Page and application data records
* * * * * * * * *

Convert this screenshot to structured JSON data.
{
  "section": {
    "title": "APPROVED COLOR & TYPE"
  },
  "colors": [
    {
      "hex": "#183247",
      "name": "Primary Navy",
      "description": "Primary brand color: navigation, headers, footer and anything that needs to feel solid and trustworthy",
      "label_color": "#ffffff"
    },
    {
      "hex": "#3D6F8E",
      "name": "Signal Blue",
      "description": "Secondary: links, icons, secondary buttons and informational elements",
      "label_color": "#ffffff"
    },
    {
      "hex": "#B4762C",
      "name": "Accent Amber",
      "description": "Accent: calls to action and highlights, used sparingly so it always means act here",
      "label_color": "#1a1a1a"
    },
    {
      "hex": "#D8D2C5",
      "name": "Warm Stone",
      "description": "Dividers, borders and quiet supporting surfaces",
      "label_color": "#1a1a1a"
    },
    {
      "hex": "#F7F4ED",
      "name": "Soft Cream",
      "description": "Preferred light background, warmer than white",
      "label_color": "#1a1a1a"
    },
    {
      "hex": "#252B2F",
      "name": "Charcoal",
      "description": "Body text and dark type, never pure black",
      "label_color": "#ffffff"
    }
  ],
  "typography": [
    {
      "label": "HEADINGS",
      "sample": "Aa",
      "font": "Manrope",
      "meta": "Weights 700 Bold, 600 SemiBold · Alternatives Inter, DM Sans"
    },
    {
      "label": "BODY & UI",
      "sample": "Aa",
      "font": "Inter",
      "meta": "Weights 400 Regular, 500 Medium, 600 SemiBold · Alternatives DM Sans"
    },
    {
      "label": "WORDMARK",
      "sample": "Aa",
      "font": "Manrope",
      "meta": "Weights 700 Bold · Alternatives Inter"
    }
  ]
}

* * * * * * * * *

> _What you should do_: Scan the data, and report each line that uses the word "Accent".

> _Answer space_:
      "name": "Accent Amber",
      "description": "Accent: calls to action and highlights, used sparingly so it always means act here",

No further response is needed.